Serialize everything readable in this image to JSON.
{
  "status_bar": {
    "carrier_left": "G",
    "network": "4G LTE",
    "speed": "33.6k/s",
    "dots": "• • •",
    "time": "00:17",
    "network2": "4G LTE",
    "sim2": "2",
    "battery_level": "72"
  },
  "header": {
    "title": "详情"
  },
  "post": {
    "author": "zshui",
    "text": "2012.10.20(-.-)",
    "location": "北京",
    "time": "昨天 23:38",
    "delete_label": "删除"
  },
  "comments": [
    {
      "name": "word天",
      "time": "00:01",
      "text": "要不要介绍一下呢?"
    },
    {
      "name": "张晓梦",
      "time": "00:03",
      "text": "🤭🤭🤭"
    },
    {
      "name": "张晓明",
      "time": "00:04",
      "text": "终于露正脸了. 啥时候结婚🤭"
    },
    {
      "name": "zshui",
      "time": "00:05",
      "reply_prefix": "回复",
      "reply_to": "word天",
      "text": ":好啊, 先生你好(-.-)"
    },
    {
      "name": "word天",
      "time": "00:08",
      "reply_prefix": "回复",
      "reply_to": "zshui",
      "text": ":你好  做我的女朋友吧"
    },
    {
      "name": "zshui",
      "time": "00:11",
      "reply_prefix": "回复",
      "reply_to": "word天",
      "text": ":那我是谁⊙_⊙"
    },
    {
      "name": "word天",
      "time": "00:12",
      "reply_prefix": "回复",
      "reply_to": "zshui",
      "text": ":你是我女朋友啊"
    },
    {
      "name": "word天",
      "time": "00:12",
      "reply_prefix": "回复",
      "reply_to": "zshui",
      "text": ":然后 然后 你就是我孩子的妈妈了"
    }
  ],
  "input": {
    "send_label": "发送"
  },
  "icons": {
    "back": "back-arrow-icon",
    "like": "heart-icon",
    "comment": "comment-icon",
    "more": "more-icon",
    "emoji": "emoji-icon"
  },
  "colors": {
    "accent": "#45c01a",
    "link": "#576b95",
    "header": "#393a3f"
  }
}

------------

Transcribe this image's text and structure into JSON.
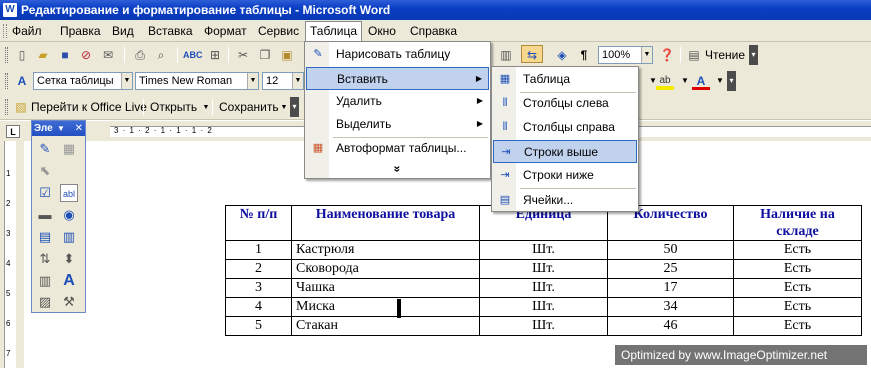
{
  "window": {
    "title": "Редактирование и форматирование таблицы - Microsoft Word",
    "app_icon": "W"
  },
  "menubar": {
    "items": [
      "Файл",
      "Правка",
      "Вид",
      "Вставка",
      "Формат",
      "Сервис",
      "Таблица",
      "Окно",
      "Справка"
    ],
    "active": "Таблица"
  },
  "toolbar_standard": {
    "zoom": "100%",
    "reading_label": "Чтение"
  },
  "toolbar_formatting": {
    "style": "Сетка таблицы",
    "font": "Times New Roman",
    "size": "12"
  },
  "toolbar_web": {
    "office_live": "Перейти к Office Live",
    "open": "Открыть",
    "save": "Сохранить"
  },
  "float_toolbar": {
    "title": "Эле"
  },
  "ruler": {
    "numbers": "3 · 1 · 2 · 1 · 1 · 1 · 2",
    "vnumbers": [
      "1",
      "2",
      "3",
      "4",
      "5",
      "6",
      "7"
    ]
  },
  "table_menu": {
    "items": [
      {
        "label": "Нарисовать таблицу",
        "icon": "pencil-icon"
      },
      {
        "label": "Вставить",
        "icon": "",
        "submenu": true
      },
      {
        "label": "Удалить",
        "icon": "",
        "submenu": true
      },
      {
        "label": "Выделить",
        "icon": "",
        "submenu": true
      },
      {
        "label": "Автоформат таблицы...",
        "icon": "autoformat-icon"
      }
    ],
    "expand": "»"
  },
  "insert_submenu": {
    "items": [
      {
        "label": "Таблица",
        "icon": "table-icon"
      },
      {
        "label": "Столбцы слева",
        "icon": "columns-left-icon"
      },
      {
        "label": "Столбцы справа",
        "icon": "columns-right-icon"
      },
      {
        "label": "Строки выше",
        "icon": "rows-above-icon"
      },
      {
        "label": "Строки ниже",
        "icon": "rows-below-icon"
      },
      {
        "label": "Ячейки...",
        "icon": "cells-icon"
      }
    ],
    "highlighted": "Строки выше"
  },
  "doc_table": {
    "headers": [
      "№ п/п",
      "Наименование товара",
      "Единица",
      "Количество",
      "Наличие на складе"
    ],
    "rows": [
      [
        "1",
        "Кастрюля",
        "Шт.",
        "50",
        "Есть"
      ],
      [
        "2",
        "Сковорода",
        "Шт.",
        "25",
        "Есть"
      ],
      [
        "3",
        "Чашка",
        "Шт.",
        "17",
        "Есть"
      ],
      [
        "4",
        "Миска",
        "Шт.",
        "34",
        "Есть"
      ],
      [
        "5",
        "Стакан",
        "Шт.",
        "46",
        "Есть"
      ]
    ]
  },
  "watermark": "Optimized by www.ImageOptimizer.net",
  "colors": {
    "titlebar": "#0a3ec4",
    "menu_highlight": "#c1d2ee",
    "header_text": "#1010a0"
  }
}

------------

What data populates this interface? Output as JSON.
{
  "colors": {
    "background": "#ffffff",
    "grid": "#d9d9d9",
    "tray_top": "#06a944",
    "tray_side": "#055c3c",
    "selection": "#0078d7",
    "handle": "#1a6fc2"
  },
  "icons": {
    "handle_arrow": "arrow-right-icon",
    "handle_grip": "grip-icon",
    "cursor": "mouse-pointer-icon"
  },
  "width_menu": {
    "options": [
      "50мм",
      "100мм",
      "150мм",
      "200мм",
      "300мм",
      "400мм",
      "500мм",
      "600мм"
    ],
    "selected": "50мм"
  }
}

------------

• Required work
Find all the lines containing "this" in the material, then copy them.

• Exercise solution
Serialize everything readable in this image to JSON.
Transcribe this image's text and structure into JSON.
What data populates this interface? Output as JSON.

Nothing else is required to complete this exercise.